Data records for software interfaces
* * *

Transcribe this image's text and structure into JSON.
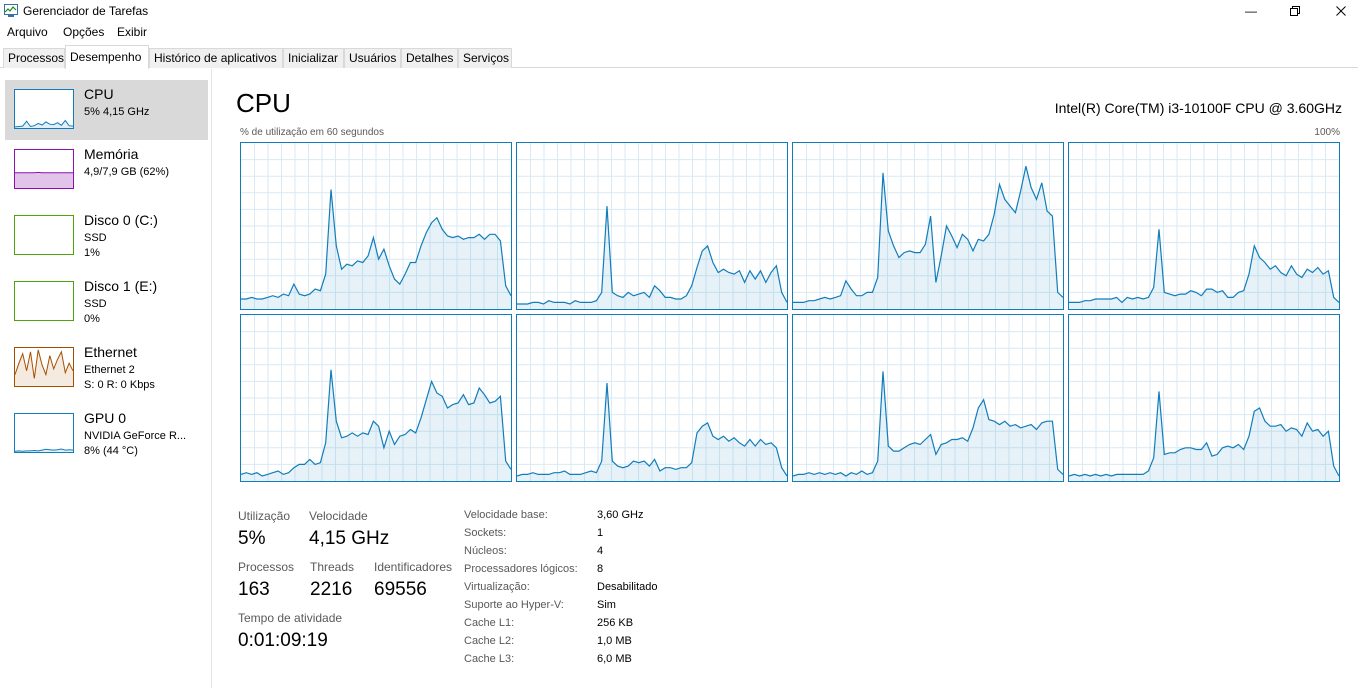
{
  "window": {
    "title": "Gerenciador de Tarefas"
  },
  "menu": [
    "Arquivo",
    "Opções",
    "Exibir"
  ],
  "tabs": [
    "Processos",
    "Desempenho",
    "Histórico de aplicativos",
    "Inicializar",
    "Usuários",
    "Detalhes",
    "Serviços"
  ],
  "active_tab": "Desempenho",
  "sidebar": [
    {
      "name": "CPU",
      "lines": [
        "5%  4,15 GHz"
      ],
      "color": "#117dbb",
      "selected": true
    },
    {
      "name": "Memória",
      "lines": [
        "4,9/7,9 GB (62%)"
      ],
      "color": "#8b12ae",
      "selected": false
    },
    {
      "name": "Disco 0 (C:)",
      "lines": [
        "SSD",
        "1%"
      ],
      "color": "#4da60c",
      "selected": false
    },
    {
      "name": "Disco 1 (E:)",
      "lines": [
        "SSD",
        "0%"
      ],
      "color": "#4da60c",
      "selected": false
    },
    {
      "name": "Ethernet",
      "lines": [
        "Ethernet 2",
        "S: 0  R: 0 Kbps"
      ],
      "color": "#a74f01",
      "selected": false
    },
    {
      "name": "GPU 0",
      "lines": [
        "NVIDIA GeForce R...",
        "8%  (44 °C)"
      ],
      "color": "#117dbb",
      "selected": false
    }
  ],
  "main": {
    "title": "CPU",
    "cpu_model": "Intel(R) Core(TM) i3-10100F CPU @ 3.60GHz",
    "utilization_caption": "% de utilização em 60 segundos",
    "utilization_max": "100%"
  },
  "core_graph_color": "#117dbb",
  "stats": {
    "utilization_label": "Utilização",
    "utilization_value": "5%",
    "speed_label": "Velocidade",
    "speed_value": "4,15 GHz",
    "processes_label": "Processos",
    "processes_value": "163",
    "threads_label": "Threads",
    "threads_value": "2216",
    "handles_label": "Identificadores",
    "handles_value": "69556",
    "uptime_label": "Tempo de atividade",
    "uptime_value": "0:01:09:19"
  },
  "specs": [
    {
      "label": "Velocidade base:",
      "value": "3,60 GHz"
    },
    {
      "label": "Sockets:",
      "value": "1"
    },
    {
      "label": "Núcleos:",
      "value": "4"
    },
    {
      "label": "Processadores lógicos:",
      "value": "8"
    },
    {
      "label": "Virtualização:",
      "value": "Desabilitado"
    },
    {
      "label": "Suporte ao Hyper-V:",
      "value": "Sim"
    },
    {
      "label": "Cache L1:",
      "value": "256 KB"
    },
    {
      "label": "Cache L2:",
      "value": "1,0 MB"
    },
    {
      "label": "Cache L3:",
      "value": "6,0 MB"
    }
  ],
  "core_graphs": [
    [
      6,
      6,
      7,
      6,
      6,
      7,
      8,
      7,
      9,
      8,
      15,
      9,
      8,
      9,
      12,
      11,
      21,
      72,
      38,
      24,
      27,
      26,
      29,
      28,
      32,
      43,
      30,
      36,
      26,
      18,
      15,
      21,
      28,
      28,
      38,
      46,
      52,
      55,
      48,
      44,
      43,
      44,
      42,
      43,
      43,
      45,
      42,
      45,
      45,
      41,
      14,
      8
    ],
    [
      3,
      3,
      3,
      4,
      4,
      3,
      5,
      4,
      4,
      4,
      3,
      5,
      4,
      4,
      4,
      5,
      10,
      62,
      10,
      8,
      7,
      10,
      8,
      9,
      10,
      7,
      14,
      11,
      7,
      7,
      6,
      6,
      8,
      14,
      25,
      35,
      38,
      28,
      22,
      24,
      22,
      21,
      23,
      16,
      23,
      18,
      23,
      16,
      22,
      26,
      10,
      4
    ],
    [
      4,
      4,
      4,
      5,
      5,
      6,
      7,
      6,
      7,
      8,
      17,
      12,
      8,
      8,
      10,
      10,
      19,
      82,
      47,
      38,
      31,
      34,
      35,
      34,
      34,
      39,
      56,
      16,
      32,
      50,
      44,
      37,
      45,
      42,
      35,
      42,
      41,
      45,
      57,
      75,
      66,
      62,
      58,
      71,
      86,
      73,
      66,
      76,
      59,
      56,
      10,
      7
    ],
    [
      4,
      4,
      4,
      5,
      5,
      6,
      6,
      6,
      6,
      7,
      4,
      7,
      6,
      7,
      6,
      7,
      13,
      48,
      10,
      9,
      8,
      9,
      9,
      11,
      10,
      8,
      12,
      12,
      10,
      11,
      7,
      7,
      10,
      11,
      21,
      38,
      31,
      28,
      24,
      26,
      22,
      20,
      26,
      21,
      19,
      24,
      22,
      25,
      21,
      23,
      7,
      4
    ],
    [
      4,
      5,
      4,
      5,
      3,
      4,
      5,
      6,
      4,
      5,
      8,
      10,
      10,
      13,
      10,
      11,
      23,
      67,
      36,
      26,
      27,
      29,
      27,
      29,
      28,
      36,
      33,
      20,
      30,
      22,
      27,
      28,
      31,
      29,
      38,
      49,
      60,
      53,
      51,
      44,
      46,
      47,
      52,
      46,
      47,
      56,
      52,
      47,
      48,
      51,
      12,
      7
    ],
    [
      3,
      4,
      4,
      5,
      4,
      4,
      4,
      5,
      5,
      6,
      4,
      4,
      4,
      5,
      6,
      5,
      12,
      59,
      12,
      9,
      8,
      9,
      12,
      11,
      12,
      9,
      13,
      6,
      8,
      8,
      7,
      8,
      8,
      11,
      29,
      33,
      35,
      27,
      25,
      27,
      24,
      26,
      23,
      21,
      25,
      21,
      25,
      22,
      23,
      20,
      8,
      3
    ],
    [
      3,
      4,
      4,
      5,
      4,
      5,
      4,
      5,
      4,
      5,
      3,
      5,
      4,
      6,
      4,
      5,
      12,
      66,
      21,
      18,
      18,
      20,
      22,
      23,
      22,
      25,
      28,
      16,
      22,
      23,
      25,
      25,
      26,
      24,
      32,
      44,
      49,
      37,
      36,
      34,
      36,
      33,
      34,
      32,
      33,
      34,
      31,
      35,
      36,
      36,
      7,
      4
    ],
    [
      3,
      4,
      3,
      4,
      3,
      4,
      3,
      4,
      3,
      4,
      4,
      4,
      4,
      4,
      4,
      6,
      14,
      54,
      16,
      17,
      17,
      19,
      20,
      20,
      19,
      19,
      23,
      15,
      16,
      20,
      21,
      20,
      22,
      19,
      27,
      42,
      44,
      36,
      33,
      33,
      34,
      30,
      32,
      31,
      27,
      35,
      30,
      31,
      27,
      30,
      9,
      3
    ]
  ]
}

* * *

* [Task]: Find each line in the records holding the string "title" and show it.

* [Exercise solution]:
    "title": "Gerenciador de Tarefas"
    "title": "CPU",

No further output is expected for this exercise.